Assignment ->
Every line of the material below in which "data" shows up is to be located and copied.

● ● ●

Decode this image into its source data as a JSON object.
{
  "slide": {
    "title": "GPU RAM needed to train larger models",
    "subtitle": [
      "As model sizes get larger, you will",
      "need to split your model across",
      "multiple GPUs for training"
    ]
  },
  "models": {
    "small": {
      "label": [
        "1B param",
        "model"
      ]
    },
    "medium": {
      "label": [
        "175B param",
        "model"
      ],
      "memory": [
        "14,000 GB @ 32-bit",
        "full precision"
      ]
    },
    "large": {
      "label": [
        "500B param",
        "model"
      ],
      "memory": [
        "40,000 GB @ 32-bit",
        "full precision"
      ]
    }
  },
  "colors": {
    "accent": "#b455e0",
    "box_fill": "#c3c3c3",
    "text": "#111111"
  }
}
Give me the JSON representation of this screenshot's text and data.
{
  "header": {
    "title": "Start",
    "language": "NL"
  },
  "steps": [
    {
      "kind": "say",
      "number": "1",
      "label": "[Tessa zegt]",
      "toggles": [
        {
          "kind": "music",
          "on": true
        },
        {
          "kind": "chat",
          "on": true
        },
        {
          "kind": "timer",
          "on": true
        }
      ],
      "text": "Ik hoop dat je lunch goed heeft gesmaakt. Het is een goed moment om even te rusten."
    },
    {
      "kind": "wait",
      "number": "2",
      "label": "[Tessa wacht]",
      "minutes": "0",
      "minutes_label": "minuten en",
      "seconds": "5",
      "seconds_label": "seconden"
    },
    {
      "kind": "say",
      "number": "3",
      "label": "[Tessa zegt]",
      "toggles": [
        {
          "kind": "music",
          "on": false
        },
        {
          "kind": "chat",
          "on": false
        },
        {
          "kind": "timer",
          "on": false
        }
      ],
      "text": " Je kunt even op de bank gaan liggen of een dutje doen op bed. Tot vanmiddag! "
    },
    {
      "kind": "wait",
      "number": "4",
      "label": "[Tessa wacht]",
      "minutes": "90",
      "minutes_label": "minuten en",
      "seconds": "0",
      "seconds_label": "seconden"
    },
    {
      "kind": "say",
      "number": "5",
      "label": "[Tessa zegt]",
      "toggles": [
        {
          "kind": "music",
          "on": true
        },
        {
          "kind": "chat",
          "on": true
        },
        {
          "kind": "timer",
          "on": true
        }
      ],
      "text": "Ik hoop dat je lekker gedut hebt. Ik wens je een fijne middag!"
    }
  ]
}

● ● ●

Reply ->
Decode this image into its source data as a JSON object.
Give me the JSON representation of this screenshot's text and data.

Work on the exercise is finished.